▸ Requirement: Output the entries underneath exactly as they are.

Data records for software interfaces
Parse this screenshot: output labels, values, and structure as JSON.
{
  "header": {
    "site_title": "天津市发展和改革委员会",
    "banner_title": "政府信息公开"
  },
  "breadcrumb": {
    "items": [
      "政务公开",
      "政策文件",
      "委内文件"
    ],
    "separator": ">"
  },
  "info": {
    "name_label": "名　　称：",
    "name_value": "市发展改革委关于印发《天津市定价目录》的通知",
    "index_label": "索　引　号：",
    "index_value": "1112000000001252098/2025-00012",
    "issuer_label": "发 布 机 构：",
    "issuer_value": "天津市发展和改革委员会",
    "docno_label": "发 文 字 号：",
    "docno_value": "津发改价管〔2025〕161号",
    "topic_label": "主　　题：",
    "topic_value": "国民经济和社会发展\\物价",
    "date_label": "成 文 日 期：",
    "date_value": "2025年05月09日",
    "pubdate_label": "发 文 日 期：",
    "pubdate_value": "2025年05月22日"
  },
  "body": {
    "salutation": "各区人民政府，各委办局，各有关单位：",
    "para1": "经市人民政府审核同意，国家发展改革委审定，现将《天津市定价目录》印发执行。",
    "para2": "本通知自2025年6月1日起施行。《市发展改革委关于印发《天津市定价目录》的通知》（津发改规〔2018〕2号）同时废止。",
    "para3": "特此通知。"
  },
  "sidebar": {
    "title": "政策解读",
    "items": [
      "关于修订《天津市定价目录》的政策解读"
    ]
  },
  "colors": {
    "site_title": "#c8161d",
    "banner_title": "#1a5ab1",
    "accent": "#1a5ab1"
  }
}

▸ Solution:
Parse this screenshot: output labels, values, and structure as JSON.
{
  "header": {
    "site_title": "天津市发展和改革委员会",
    "banner_title": "政府信息公开"
  },
  "breadcrumb": {
    "items": [
      "政务公开",
      "政策文件",
      "委内文件"
    ],
    "separator": ">"
  },
  "info": {
    "name_label": "名　　称：",
    "name_value": "市发展改革委关于印发《天津市定价目录》的通知",
    "index_label": "索　引　号：",
    "index_value": "1112000000001252098/2025-00012",
    "issuer_label": "发 布 机 构：",
    "issuer_value": "天津市发展和改革委员会",
    "docno_label": "发 文 字 号：",
    "docno_value": "津发改价管〔2025〕161号",
    "topic_label": "主　　题：",
    "topic_value": "国民经济和社会发展\\物价",
    "date_label": "成 文 日 期：",
    "date_value": "2025年05月09日",
    "pubdate_label": "发 文 日 期：",
    "pubdate_value": "2025年05月22日"
  },
  "body": {
    "salutation": "各区人民政府，各委办局，各有关单位：",
    "para1": "经市人民政府审核同意，国家发展改革委审定，现将《天津市定价目录》印发执行。",
    "para2": "本通知自2025年6月1日起施行。《市发展改革委关于印发《天津市定价目录》的通知》（津发改规〔2018〕2号）同时废止。",
    "para3": "特此通知。"
  },
  "sidebar": {
    "title": "政策解读",
    "items": [
      "关于修订《天津市定价目录》的政策解读"
    ]
  },
  "colors": {
    "site_title": "#c8161d",
    "banner_title": "#1a5ab1",
    "accent": "#1a5ab1"
  }
}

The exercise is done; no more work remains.